* _Required action_:
Go through the entries below line by line and count those containing "from"; the answer is that count alone.

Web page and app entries
····················
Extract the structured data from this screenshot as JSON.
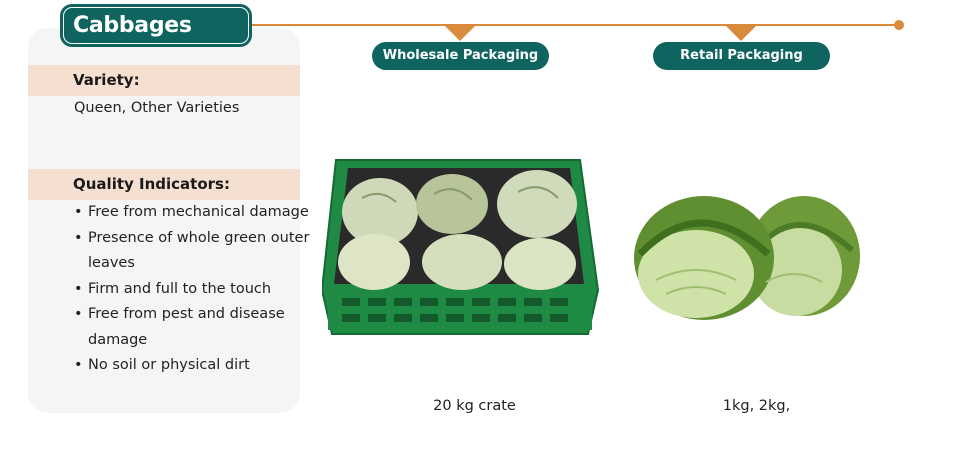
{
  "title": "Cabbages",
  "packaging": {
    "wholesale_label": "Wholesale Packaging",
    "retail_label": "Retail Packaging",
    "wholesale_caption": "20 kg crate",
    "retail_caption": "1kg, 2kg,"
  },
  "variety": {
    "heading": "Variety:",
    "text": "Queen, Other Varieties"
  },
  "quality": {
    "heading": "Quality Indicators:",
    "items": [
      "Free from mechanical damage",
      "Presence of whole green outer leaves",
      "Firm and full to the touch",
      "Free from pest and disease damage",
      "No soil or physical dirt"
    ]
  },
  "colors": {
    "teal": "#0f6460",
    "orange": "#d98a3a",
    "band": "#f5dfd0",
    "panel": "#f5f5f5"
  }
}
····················
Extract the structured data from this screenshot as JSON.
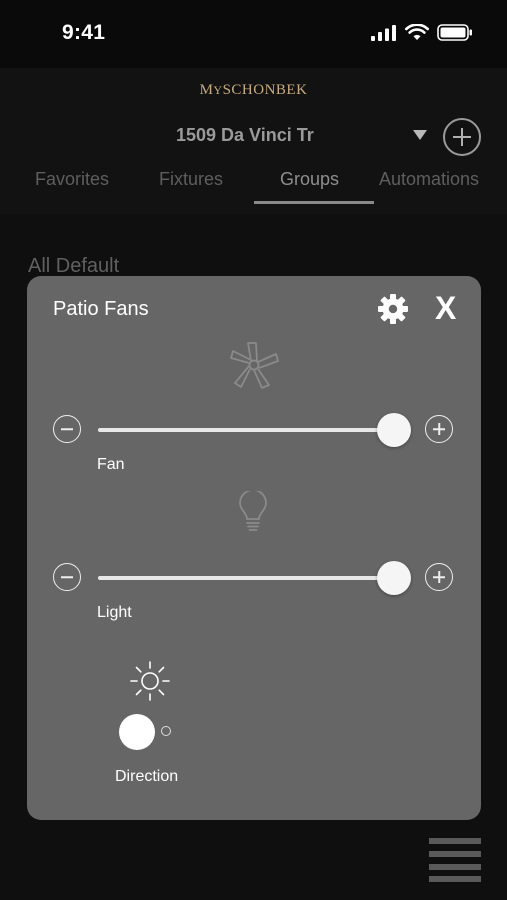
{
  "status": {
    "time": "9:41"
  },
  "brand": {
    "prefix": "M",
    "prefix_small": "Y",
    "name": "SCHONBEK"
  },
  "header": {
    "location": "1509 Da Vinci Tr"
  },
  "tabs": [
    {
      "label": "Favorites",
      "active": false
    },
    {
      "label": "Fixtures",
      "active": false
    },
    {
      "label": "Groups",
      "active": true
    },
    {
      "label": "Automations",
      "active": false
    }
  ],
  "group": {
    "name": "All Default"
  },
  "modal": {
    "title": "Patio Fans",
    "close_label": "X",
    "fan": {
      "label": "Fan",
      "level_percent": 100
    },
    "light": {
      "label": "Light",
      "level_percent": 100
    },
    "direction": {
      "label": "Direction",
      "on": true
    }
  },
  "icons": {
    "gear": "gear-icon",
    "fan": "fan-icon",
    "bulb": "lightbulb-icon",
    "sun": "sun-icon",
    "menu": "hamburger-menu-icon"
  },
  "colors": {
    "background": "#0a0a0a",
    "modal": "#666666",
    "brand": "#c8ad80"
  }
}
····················
* _Result_:
4